Content starts

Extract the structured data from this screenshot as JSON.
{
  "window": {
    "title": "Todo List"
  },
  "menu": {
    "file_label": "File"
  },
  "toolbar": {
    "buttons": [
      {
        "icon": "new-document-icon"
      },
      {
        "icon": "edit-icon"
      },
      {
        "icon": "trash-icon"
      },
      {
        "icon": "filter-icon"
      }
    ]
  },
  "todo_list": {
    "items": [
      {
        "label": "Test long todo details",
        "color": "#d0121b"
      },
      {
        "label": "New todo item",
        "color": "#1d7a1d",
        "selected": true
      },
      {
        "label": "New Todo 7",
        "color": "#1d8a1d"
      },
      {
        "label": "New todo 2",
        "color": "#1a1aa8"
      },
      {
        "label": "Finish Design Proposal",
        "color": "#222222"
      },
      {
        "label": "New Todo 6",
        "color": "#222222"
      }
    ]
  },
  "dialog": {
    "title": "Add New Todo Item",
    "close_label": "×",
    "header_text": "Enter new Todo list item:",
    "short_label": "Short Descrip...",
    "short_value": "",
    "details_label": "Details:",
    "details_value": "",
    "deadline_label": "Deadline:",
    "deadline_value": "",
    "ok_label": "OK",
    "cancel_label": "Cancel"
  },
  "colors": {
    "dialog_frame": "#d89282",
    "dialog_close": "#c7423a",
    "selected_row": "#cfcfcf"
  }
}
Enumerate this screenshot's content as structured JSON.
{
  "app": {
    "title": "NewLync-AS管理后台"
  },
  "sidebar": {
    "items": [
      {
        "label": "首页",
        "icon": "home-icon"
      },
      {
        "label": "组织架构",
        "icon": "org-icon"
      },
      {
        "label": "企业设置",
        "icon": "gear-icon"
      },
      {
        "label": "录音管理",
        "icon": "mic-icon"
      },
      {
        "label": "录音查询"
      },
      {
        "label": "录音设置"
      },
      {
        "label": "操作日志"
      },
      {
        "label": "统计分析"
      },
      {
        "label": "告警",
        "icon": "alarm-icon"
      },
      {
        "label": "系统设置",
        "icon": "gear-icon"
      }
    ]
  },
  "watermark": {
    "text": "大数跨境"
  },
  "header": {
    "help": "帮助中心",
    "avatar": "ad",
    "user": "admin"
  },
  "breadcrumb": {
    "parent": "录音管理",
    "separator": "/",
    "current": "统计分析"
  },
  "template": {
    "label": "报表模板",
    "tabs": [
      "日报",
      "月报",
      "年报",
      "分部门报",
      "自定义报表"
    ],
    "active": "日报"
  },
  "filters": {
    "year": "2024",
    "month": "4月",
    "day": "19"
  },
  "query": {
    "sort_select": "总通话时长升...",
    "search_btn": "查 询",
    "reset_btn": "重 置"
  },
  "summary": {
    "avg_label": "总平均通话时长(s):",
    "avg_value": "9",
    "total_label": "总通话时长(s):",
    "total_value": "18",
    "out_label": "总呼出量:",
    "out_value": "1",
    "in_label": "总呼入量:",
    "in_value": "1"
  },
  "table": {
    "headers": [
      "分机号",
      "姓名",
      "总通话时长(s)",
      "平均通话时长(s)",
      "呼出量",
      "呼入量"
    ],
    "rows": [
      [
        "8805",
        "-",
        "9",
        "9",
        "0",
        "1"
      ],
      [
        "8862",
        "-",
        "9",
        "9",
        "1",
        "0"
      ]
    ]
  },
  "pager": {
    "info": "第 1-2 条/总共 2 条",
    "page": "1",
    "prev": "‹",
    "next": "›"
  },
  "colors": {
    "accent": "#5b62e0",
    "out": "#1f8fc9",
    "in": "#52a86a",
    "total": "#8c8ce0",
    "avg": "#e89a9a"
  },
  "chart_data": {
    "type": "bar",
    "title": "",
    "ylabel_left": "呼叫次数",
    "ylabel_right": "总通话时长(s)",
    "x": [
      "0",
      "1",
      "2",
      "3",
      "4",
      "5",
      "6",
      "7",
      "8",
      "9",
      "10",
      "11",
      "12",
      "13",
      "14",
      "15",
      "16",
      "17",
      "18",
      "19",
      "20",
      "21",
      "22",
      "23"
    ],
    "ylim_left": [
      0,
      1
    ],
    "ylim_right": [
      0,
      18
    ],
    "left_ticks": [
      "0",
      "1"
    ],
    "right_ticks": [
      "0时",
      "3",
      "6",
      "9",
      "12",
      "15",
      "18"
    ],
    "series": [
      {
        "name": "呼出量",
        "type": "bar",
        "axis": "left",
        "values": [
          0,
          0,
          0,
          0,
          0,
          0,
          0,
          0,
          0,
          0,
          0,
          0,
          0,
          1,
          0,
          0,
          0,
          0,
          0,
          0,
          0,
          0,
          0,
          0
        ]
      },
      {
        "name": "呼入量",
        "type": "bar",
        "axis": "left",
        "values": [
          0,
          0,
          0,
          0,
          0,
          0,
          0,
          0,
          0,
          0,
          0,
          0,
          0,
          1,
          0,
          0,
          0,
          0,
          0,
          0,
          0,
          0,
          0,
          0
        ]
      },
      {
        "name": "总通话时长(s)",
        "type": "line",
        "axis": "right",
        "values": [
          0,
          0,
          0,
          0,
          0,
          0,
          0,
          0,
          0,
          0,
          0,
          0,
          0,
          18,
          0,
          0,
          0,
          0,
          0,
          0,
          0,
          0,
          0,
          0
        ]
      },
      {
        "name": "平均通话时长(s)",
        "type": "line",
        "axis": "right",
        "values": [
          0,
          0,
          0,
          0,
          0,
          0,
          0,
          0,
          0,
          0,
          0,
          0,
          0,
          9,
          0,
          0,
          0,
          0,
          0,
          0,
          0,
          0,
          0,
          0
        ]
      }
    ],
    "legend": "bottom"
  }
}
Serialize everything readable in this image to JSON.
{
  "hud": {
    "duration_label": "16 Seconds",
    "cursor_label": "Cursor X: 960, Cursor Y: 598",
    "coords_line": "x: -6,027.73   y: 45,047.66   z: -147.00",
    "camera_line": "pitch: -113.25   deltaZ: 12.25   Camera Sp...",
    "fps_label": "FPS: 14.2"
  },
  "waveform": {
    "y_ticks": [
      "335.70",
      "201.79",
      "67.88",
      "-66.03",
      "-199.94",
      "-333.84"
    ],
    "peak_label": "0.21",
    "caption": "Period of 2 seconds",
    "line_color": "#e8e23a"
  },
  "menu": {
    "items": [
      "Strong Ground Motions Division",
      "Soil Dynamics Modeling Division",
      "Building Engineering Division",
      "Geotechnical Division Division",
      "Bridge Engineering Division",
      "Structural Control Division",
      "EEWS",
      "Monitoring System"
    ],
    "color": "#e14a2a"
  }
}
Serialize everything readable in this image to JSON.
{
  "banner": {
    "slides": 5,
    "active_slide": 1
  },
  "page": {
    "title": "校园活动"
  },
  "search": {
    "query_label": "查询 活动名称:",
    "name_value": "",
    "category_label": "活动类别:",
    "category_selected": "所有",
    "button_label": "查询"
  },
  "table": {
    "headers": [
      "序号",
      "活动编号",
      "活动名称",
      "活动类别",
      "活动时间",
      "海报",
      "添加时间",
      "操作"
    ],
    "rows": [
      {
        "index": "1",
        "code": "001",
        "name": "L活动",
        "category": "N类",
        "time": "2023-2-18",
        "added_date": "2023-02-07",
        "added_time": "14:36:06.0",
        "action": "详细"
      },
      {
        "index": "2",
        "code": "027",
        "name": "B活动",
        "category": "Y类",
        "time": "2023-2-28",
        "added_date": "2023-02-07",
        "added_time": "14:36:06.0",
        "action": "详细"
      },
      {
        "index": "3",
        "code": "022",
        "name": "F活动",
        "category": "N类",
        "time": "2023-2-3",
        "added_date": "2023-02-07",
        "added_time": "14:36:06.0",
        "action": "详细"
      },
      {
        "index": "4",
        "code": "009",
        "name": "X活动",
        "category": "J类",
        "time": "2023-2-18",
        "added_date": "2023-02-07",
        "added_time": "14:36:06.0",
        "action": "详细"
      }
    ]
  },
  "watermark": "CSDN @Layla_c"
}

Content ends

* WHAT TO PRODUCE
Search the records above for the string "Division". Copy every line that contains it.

* RESPONSE AREA
      "Strong Ground Motions Division",
      "Soil Dynamics Modeling Division",
      "Building Engineering Division",
      "Geotechnical Division Division",
      "Bridge Engineering Division",
      "Structural Control Division",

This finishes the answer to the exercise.